■ Assignment
Answer with one figure only, the number of lines below in which "floatValue" occurs.

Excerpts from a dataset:

=== Begin Enclosure ===

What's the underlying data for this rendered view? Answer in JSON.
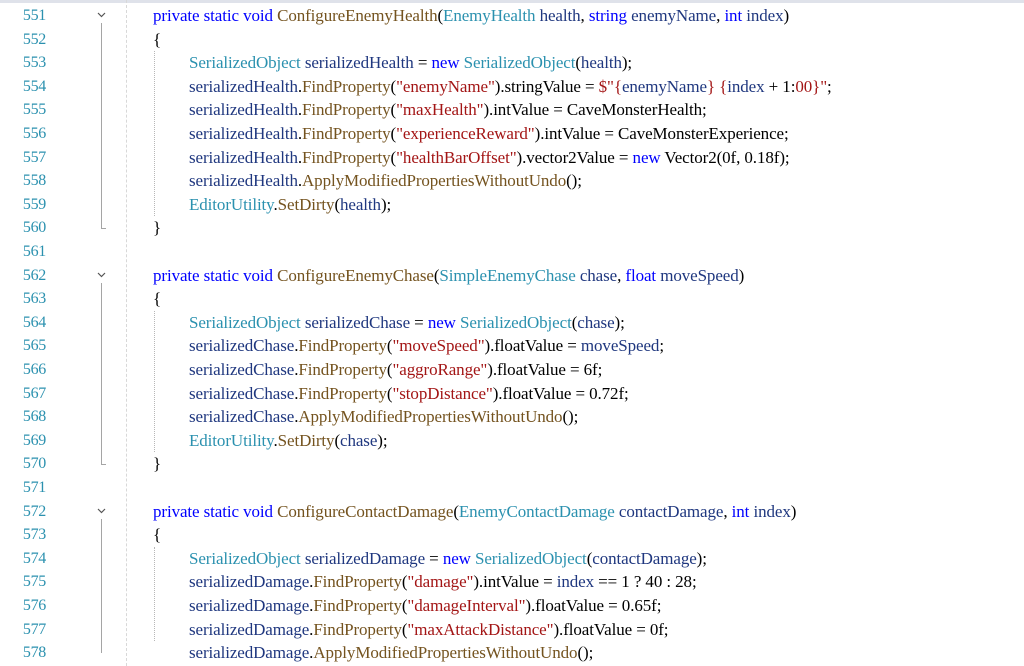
{
  "editor": {
    "lines": [
      {
        "n": "551",
        "fold": true,
        "tokens": [
          [
            "kw",
            "private "
          ],
          [
            "kw",
            "static "
          ],
          [
            "kw",
            "void "
          ],
          [
            "fn",
            "ConfigureEnemyHealth"
          ],
          [
            "p",
            "("
          ],
          [
            "tp",
            "EnemyHealth"
          ],
          [
            "p",
            " "
          ],
          [
            "var",
            "health"
          ],
          [
            "p",
            ", "
          ],
          [
            "kw",
            "string "
          ],
          [
            "var",
            "enemyName"
          ],
          [
            "p",
            ", "
          ],
          [
            "kw",
            "int "
          ],
          [
            "var",
            "index"
          ],
          [
            "p",
            ")"
          ]
        ],
        "indent": 1
      },
      {
        "n": "552",
        "tokens": [
          [
            "p",
            "{"
          ]
        ],
        "indent": 1
      },
      {
        "n": "553",
        "tokens": [
          [
            "tp",
            "SerializedObject"
          ],
          [
            "p",
            " "
          ],
          [
            "var",
            "serializedHealth"
          ],
          [
            "p",
            " = "
          ],
          [
            "kw",
            "new "
          ],
          [
            "tp",
            "SerializedObject"
          ],
          [
            "p",
            "("
          ],
          [
            "var",
            "health"
          ],
          [
            "p",
            ");"
          ]
        ],
        "indent": 2
      },
      {
        "n": "554",
        "tokens": [
          [
            "var",
            "serializedHealth"
          ],
          [
            "p",
            "."
          ],
          [
            "fn",
            "FindProperty"
          ],
          [
            "p",
            "("
          ],
          [
            "str",
            "\"enemyName\""
          ],
          [
            "p",
            ")."
          ],
          [
            "p",
            "stringValue = "
          ],
          [
            "str",
            "$\"{"
          ],
          [
            "var",
            "enemyName"
          ],
          [
            "str",
            "} {"
          ],
          [
            "var",
            "index"
          ],
          [
            "p",
            " + 1:"
          ],
          [
            "str",
            "00}\""
          ],
          [
            "p",
            ";"
          ]
        ],
        "indent": 2
      },
      {
        "n": "555",
        "tokens": [
          [
            "var",
            "serializedHealth"
          ],
          [
            "p",
            "."
          ],
          [
            "fn",
            "FindProperty"
          ],
          [
            "p",
            "("
          ],
          [
            "str",
            "\"maxHealth\""
          ],
          [
            "p",
            ")."
          ],
          [
            "p",
            "intValue = "
          ],
          [
            "p",
            "CaveMonsterHealth;"
          ]
        ],
        "indent": 2
      },
      {
        "n": "556",
        "tokens": [
          [
            "var",
            "serializedHealth"
          ],
          [
            "p",
            "."
          ],
          [
            "fn",
            "FindProperty"
          ],
          [
            "p",
            "("
          ],
          [
            "str",
            "\"experienceReward\""
          ],
          [
            "p",
            ")."
          ],
          [
            "p",
            "intValue = "
          ],
          [
            "p",
            "CaveMonsterExperience;"
          ]
        ],
        "indent": 2
      },
      {
        "n": "557",
        "tokens": [
          [
            "var",
            "serializedHealth"
          ],
          [
            "p",
            "."
          ],
          [
            "fn",
            "FindProperty"
          ],
          [
            "p",
            "("
          ],
          [
            "str",
            "\"healthBarOffset\""
          ],
          [
            "p",
            ")."
          ],
          [
            "p",
            "vector2Value = "
          ],
          [
            "kw",
            "new "
          ],
          [
            "p",
            "Vector2(0f, 0.18f);"
          ]
        ],
        "indent": 2
      },
      {
        "n": "558",
        "tokens": [
          [
            "var",
            "serializedHealth"
          ],
          [
            "p",
            "."
          ],
          [
            "fn",
            "ApplyModifiedPropertiesWithoutUndo"
          ],
          [
            "p",
            "();"
          ]
        ],
        "indent": 2
      },
      {
        "n": "559",
        "tokens": [
          [
            "tp",
            "EditorUtility"
          ],
          [
            "p",
            "."
          ],
          [
            "fn",
            "SetDirty"
          ],
          [
            "p",
            "("
          ],
          [
            "var",
            "health"
          ],
          [
            "p",
            ");"
          ]
        ],
        "indent": 2
      },
      {
        "n": "560",
        "tokens": [
          [
            "p",
            "}"
          ]
        ],
        "indent": 1
      },
      {
        "n": "561",
        "tokens": [],
        "indent": 1
      },
      {
        "n": "562",
        "fold": true,
        "tokens": [
          [
            "kw",
            "private "
          ],
          [
            "kw",
            "static "
          ],
          [
            "kw",
            "void "
          ],
          [
            "fn",
            "ConfigureEnemyChase"
          ],
          [
            "p",
            "("
          ],
          [
            "tp",
            "SimpleEnemyChase"
          ],
          [
            "p",
            " "
          ],
          [
            "var",
            "chase"
          ],
          [
            "p",
            ", "
          ],
          [
            "kw",
            "float "
          ],
          [
            "var",
            "moveSpeed"
          ],
          [
            "p",
            ")"
          ]
        ],
        "indent": 1
      },
      {
        "n": "563",
        "tokens": [
          [
            "p",
            "{"
          ]
        ],
        "indent": 1
      },
      {
        "n": "564",
        "tokens": [
          [
            "tp",
            "SerializedObject"
          ],
          [
            "p",
            " "
          ],
          [
            "var",
            "serializedChase"
          ],
          [
            "p",
            " = "
          ],
          [
            "kw",
            "new "
          ],
          [
            "tp",
            "SerializedObject"
          ],
          [
            "p",
            "("
          ],
          [
            "var",
            "chase"
          ],
          [
            "p",
            ");"
          ]
        ],
        "indent": 2
      },
      {
        "n": "565",
        "tokens": [
          [
            "var",
            "serializedChase"
          ],
          [
            "p",
            "."
          ],
          [
            "fn",
            "FindProperty"
          ],
          [
            "p",
            "("
          ],
          [
            "str",
            "\"moveSpeed\""
          ],
          [
            "p",
            ")."
          ],
          [
            "p",
            "floatValue = "
          ],
          [
            "var",
            "moveSpeed"
          ],
          [
            "p",
            ";"
          ]
        ],
        "indent": 2
      },
      {
        "n": "566",
        "tokens": [
          [
            "var",
            "serializedChase"
          ],
          [
            "p",
            "."
          ],
          [
            "fn",
            "FindProperty"
          ],
          [
            "p",
            "("
          ],
          [
            "str",
            "\"aggroRange\""
          ],
          [
            "p",
            ")."
          ],
          [
            "p",
            "floatValue = 6f;"
          ]
        ],
        "indent": 2
      },
      {
        "n": "567",
        "tokens": [
          [
            "var",
            "serializedChase"
          ],
          [
            "p",
            "."
          ],
          [
            "fn",
            "FindProperty"
          ],
          [
            "p",
            "("
          ],
          [
            "str",
            "\"stopDistance\""
          ],
          [
            "p",
            ")."
          ],
          [
            "p",
            "floatValue = 0.72f;"
          ]
        ],
        "indent": 2
      },
      {
        "n": "568",
        "tokens": [
          [
            "var",
            "serializedChase"
          ],
          [
            "p",
            "."
          ],
          [
            "fn",
            "ApplyModifiedPropertiesWithoutUndo"
          ],
          [
            "p",
            "();"
          ]
        ],
        "indent": 2
      },
      {
        "n": "569",
        "tokens": [
          [
            "tp",
            "EditorUtility"
          ],
          [
            "p",
            "."
          ],
          [
            "fn",
            "SetDirty"
          ],
          [
            "p",
            "("
          ],
          [
            "var",
            "chase"
          ],
          [
            "p",
            ");"
          ]
        ],
        "indent": 2
      },
      {
        "n": "570",
        "tokens": [
          [
            "p",
            "}"
          ]
        ],
        "indent": 1
      },
      {
        "n": "571",
        "tokens": [],
        "indent": 1
      },
      {
        "n": "572",
        "fold": true,
        "tokens": [
          [
            "kw",
            "private "
          ],
          [
            "kw",
            "static "
          ],
          [
            "kw",
            "void "
          ],
          [
            "fn",
            "ConfigureContactDamage"
          ],
          [
            "p",
            "("
          ],
          [
            "tp",
            "EnemyContactDamage"
          ],
          [
            "p",
            " "
          ],
          [
            "var",
            "contactDamage"
          ],
          [
            "p",
            ", "
          ],
          [
            "kw",
            "int "
          ],
          [
            "var",
            "index"
          ],
          [
            "p",
            ")"
          ]
        ],
        "indent": 1
      },
      {
        "n": "573",
        "tokens": [
          [
            "p",
            "{"
          ]
        ],
        "indent": 1
      },
      {
        "n": "574",
        "tokens": [
          [
            "tp",
            "SerializedObject"
          ],
          [
            "p",
            " "
          ],
          [
            "var",
            "serializedDamage"
          ],
          [
            "p",
            " = "
          ],
          [
            "kw",
            "new "
          ],
          [
            "tp",
            "SerializedObject"
          ],
          [
            "p",
            "("
          ],
          [
            "var",
            "contactDamage"
          ],
          [
            "p",
            ");"
          ]
        ],
        "indent": 2
      },
      {
        "n": "575",
        "tokens": [
          [
            "var",
            "serializedDamage"
          ],
          [
            "p",
            "."
          ],
          [
            "fn",
            "FindProperty"
          ],
          [
            "p",
            "("
          ],
          [
            "str",
            "\"damage\""
          ],
          [
            "p",
            ")."
          ],
          [
            "p",
            "intValue = "
          ],
          [
            "var",
            "index"
          ],
          [
            "p",
            " == 1 ? 40 : 28;"
          ]
        ],
        "indent": 2
      },
      {
        "n": "576",
        "tokens": [
          [
            "var",
            "serializedDamage"
          ],
          [
            "p",
            "."
          ],
          [
            "fn",
            "FindProperty"
          ],
          [
            "p",
            "("
          ],
          [
            "str",
            "\"damageInterval\""
          ],
          [
            "p",
            ")."
          ],
          [
            "p",
            "floatValue = 0.65f;"
          ]
        ],
        "indent": 2
      },
      {
        "n": "577",
        "tokens": [
          [
            "var",
            "serializedDamage"
          ],
          [
            "p",
            "."
          ],
          [
            "fn",
            "FindProperty"
          ],
          [
            "p",
            "("
          ],
          [
            "str",
            "\"maxAttackDistance\""
          ],
          [
            "p",
            ")."
          ],
          [
            "p",
            "floatValue = 0f;"
          ]
        ],
        "indent": 2
      },
      {
        "n": "578",
        "tokens": [
          [
            "var",
            "serializedDamage"
          ],
          [
            "p",
            "."
          ],
          [
            "fn",
            "ApplyModifiedPropertiesWithoutUndo"
          ],
          [
            "p",
            "();"
          ]
        ],
        "indent": 2
      }
    ]
  },
  "colors": {
    "keyword": "#0000ff",
    "method": "#74531f",
    "type": "#2b91af",
    "variable": "#1f377f",
    "string": "#a31515",
    "line_number": "#2b91af"
  },
  "icons": {
    "fold": "chevron-down-icon"
  }
}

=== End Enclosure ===

■ Task result
5